2) The gauge track the builders laid did not match any subway cars that were being manufactured at the time;
3) To cut their losses, city officials rented the abandoned underground tunnels to the Canandaigua Winery for storage.
Wrong, wrong, and wrong.
I arrived at those conclusions because my old pal cowboyjessejames sent me this Forbidden Explorer video of Cincinnati’s abandoned subway system. It was produced by The Proper People, “two friends, Bryan and Michael, who travel in search of abandoned buildings to explore and photograph.”
It’s a totally amazing ramble through the remnants of a ghost subway.
As Bryan and Michael relate early in the video, in 1916 80% of Cincinnati residents voted to replace a polluted canal running through the city with a subway system.
Ground was broken in 1920, and work proceeded for five years until the original six million dollar budget ran out. Once the Great Depression hit, the subway project was toast.
What remains became the target of Bryan and Michael’s exploration. “The main tunnel,” one of them tells us in the video, “runs for over two miles beneath the city and contains several complete stations. It follows the path of Central Parkway . . . ”
In 2017 the duo found a way into the tunnel and spent four hours walking through it and talking about what they saw. And what they saw was a lot of this.
Cincinnati officials might have abandoned the subway system, but the Queen City’s taggers certainly did not. This stretch is representative of the tunnel’s entire two miles.

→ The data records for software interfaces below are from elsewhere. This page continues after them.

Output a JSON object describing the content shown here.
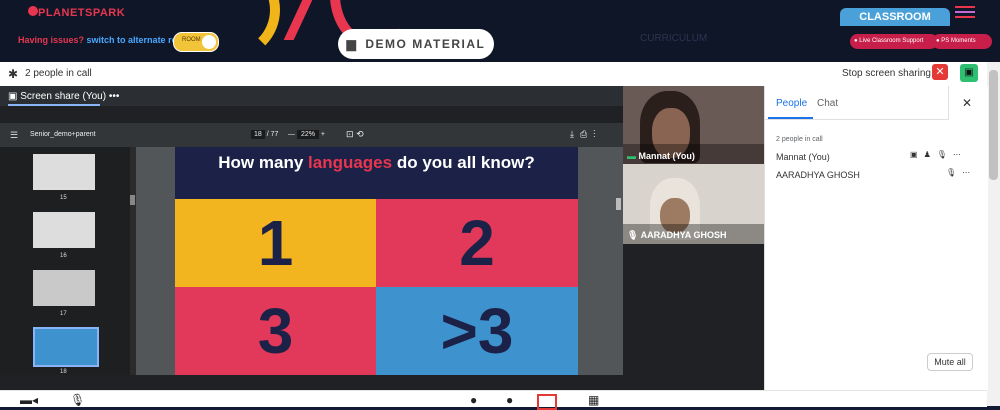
{
  "header": {
    "logo_text": "PLANETSPARK",
    "issue_text": "Having issues?",
    "alt_room_link": "switch to alternate room",
    "toggle_label": "ROOM",
    "demo_button_label": "DEMO MATERIAL",
    "curriculum_label": "CURRICULUM",
    "classroom_tab_label": "CLASSROOM",
    "live_support_label": "Live Classroom Support",
    "ps_moments_label": "PS Moments"
  },
  "callbar": {
    "people_in_call": "2 people in call",
    "stop_sharing_label": "Stop screen sharing"
  },
  "share": {
    "title": "Screen share (You)",
    "more": "•••"
  },
  "pdf": {
    "filename": "Senior_demo+parent",
    "page_current": "18",
    "page_total": "/ 77",
    "zoom": "22%",
    "minus": "—",
    "plus": "+"
  },
  "thumbnails": [
    {
      "label": "15"
    },
    {
      "label": "16"
    },
    {
      "label": "17"
    },
    {
      "label": "18"
    }
  ],
  "slide": {
    "title_part1": "How many ",
    "title_highlight": "languages",
    "title_part2": " do you all know?",
    "options": [
      "1",
      "2",
      "3",
      ">3"
    ]
  },
  "tiles": [
    {
      "name": "Mannat (You)"
    },
    {
      "name": "AARADHYA GHOSH"
    }
  ],
  "people_panel": {
    "tab_people": "People",
    "tab_chat": "Chat",
    "count_label": "2 people in call",
    "participants": [
      {
        "name": "Mannat (You)"
      },
      {
        "name": "AARADHYA GHOSH"
      }
    ],
    "mute_all_label": "Mute all"
  }
}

The Forbidden Explorer video, however, detailed much more than the post-abandonment graffiti in Cincinnati’s ghost subway, as over three million viewers have witnessed.
Interestingly, in 2016 – a year before the Proper Boys embarked on their tunnel trundle – Andrew J. Hawkins filed this monumental piece at The Verge, which starts out detailing Cincinnati’s anemic public transit system, then pivots to The Train to Nowhere.
Under the streets of Cincinnati lies the vestige of a different vision — sealed underneath heavy manholes, hidden behind ivy-draped steel gates, and kept out of the public eye by the city’s highest officials. This is the city’s abandoned subway system, nearly three miles of empty tunnels and platforms now decorated in dust and graffiti. It is a vast subterranean space that stands as a monument to one of the biggest transportation blunders of all time. Had it been completed, the rapid transit system could have transformed Cincinnati. Instead, a decade after the project broke ground it was canceled, never to be completed. It is the nation’s largest ghost subway.
Hawkins added this: “Visiting Cincinnati’s abandoned subway today is nearly impossible. Over the years, the city has done a magnificent job of obliterating almost any above-ground vestiges, save for a handful of innocuous grates embedded in the sidewalk along Central Parkway. Station portals were bulldozed. Tunnels bricked up. Overpasses knocked down. Hardly anyone is left alive who remembers the rise and fall of the subway firsthand. There’s no way into the tunnels — unless you know where to look.”
The Proper Boys obviously did. So, as it happened, did Jake Mecklenborg, author of Cincinnati’s Incomplete Subway: The Complete History.
Mecklenborg took Hawkins on a tour of the abandoned subway and its history, and also brought Hawkins up to the present.
In 2002, Cincinnati’s voters had a chance to resurrect their incomplete subway, to transform it from a graveyard of embarrassment to a linchpin in a multi-billion dollar transit plan. The Southwest Ohio Regional Transit Authority proposed a ballot referendum called Metro Moves, which would have created an extensive light-rail system incorporating the three remaining 1920s-era subway stations at Liberty, Brighton, and Hopple streets . .
Metro Moves was the result of a decade-long effort to bring light rail to Cincinnati. Moreover, it was the city’s chance to erase the stain left behind by their unfinished subway project. But Hamilton County residents rejected Metro Moves in a 2-to-1 vote, with over 68 percent voting against the project.
Ave atque vale, rapid transit in Cincinnati.
Last word goes to The Verge’s Andrew J. Hawkins.
Today, most people don’t know why the subway was never finished. Even Murray Seasongood, the posh city manager who was most responsible for its demise, didn’t seem to understand his own role in the boondoggle. When he was researching his book, Mecklenborg stumbled across an old interview from the 1960s with Seasongood, who was in his 80s at the time. The interviewer, a college student from the University of Cincinnati, asked him if he regretted killing the subway. “He was very jovial, very enthusiastic,” the student said of Seasongood. “But as for the details of the subway system, he could not recall them.”
Seems totally fitting, yeah?